The upcoming and anticipated musical release, “A Star is Born”, takes that challenge head on, bringing an classic story into the present with┬áLady Gaga and Bradley Cooper as leads.

Streisand and Kristofferson. Image via The Telegraph.

To the non-musical theatre nerd, this film may look like a novel release with a fresh take for the genre. In fact, this is the third remake of the original 1937 film of the same name. With Judy Garland at the head, the 1954 remake was immensely successful in weaving music into the story with melodic Gershwin creations. A permed Barbra Streisand and shaggy-headed Kris Kristofferson carry the 1976 version drenched in retro camp and fashion.

The overarching plot line of the film follows the path set out by its predecessors of a musician fostering a young performer’s rise to fame, but the atmosphere of substance abuse and a fraught relationship gives the story a certain edge that the earlier films lacked.

Judy Garland in “A Star is Born” (1954). Image via

“A Star is Born” is Cooper’s directorial debut and one of the first major big-screen roles Gaga has taken on. The challenge brought out the best in these celebrities, pushing their most innovative work. Although not released in theaters yet, the movie has received widespread critical acclaim for acting and artistic vision.

Cooper adopts a Johnny Cash like gravelly voice as Jackson Maine, an aging musician in the throws of alcohol addiction. After meeting Gaga’s character, Ally, he sees her potential and their relationship blossoms alongside her on-stage presence. The initial apprehensive nature between the two characters grows to intense connection throughout the film, showcasing something truly beautiful.


“Talent comes everywhere, but having something to say and a way to say it so people listen to it, that’s a whole other bag. And unless you get out there and you try to do it, you’ll never know.”


Almost the entire soundtrack is original music written by Gaga herself or associated writers, and is recorded live. There are a few nods to the past versions, with “Somewhere Over the Rainbow” making an appearance. A vivid 34 songs round out the film, each stripping down the flashy movie musical trope to reveal something unique and vulnerable.

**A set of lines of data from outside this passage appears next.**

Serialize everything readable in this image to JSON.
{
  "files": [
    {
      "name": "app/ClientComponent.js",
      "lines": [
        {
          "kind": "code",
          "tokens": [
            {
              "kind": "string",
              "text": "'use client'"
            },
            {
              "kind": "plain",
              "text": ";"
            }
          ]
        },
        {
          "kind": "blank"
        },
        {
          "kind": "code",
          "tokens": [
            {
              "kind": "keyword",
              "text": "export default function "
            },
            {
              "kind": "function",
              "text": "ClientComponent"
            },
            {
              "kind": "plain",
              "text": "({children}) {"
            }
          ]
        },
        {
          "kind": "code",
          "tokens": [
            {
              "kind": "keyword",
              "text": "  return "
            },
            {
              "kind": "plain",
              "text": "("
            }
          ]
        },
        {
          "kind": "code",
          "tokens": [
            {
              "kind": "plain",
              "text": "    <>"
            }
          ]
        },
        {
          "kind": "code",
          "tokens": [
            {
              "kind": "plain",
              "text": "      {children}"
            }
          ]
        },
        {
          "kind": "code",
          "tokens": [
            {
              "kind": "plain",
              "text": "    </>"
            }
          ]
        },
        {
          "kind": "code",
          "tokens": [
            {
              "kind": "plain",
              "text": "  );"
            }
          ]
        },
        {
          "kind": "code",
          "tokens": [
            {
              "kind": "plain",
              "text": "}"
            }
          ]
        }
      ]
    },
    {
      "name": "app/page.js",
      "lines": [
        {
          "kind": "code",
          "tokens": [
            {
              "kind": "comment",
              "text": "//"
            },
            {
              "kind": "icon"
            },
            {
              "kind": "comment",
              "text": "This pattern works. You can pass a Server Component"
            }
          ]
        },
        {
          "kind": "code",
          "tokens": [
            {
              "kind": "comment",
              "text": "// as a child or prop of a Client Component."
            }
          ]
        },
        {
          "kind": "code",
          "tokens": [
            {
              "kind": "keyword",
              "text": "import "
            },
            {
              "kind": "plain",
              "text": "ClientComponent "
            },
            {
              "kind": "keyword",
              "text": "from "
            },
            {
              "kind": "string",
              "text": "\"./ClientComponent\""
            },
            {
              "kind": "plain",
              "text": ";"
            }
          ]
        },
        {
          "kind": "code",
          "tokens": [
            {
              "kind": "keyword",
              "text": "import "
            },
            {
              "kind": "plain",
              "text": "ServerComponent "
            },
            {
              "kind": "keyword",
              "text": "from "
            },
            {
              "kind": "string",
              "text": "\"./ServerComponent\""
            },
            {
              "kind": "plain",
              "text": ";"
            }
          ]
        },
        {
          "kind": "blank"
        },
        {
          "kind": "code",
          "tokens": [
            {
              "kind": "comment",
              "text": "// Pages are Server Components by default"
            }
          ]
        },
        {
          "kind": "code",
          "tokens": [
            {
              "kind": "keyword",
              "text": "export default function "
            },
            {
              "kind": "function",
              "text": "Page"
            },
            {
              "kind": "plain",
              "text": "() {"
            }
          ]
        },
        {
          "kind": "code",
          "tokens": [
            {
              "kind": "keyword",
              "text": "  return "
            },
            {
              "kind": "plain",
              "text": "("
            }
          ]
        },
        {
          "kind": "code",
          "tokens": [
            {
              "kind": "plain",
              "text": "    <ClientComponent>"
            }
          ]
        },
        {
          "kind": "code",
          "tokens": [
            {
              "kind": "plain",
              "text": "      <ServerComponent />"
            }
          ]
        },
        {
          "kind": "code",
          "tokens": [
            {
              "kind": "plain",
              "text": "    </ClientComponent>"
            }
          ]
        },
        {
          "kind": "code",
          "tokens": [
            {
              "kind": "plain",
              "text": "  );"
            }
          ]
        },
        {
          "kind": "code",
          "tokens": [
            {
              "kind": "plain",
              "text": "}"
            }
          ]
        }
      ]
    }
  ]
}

Image via Variety

There have been few songs released for the movie yet, holding out until it hits theaters on October 5th. The sole track that has been released and clear favorite of the film is “Shallow”.

“Shallow” takes the listener on a journey from its solemn opening guitar chords to Gaga’s soulful build at the conclusion. The song starts with Cooper crooning the effortless melody and then passes the helm to Gaga, who belts out the chorus of the song, wielding power and emotion. With rock n’ roll and country roots in its orchestrations, the boundaries of genre in movie musicals are successfully pushed by “Shallow.”

If “Shallow” is any indication, the soundtrack is sure to be a tour de force of passion and lyrical boldness. Classic movie musicals will always have a special place in my heart for their theatricality and fun, but the exploration of narrative and musical style has me thrilled for the upcoming release of “A Star is Born”.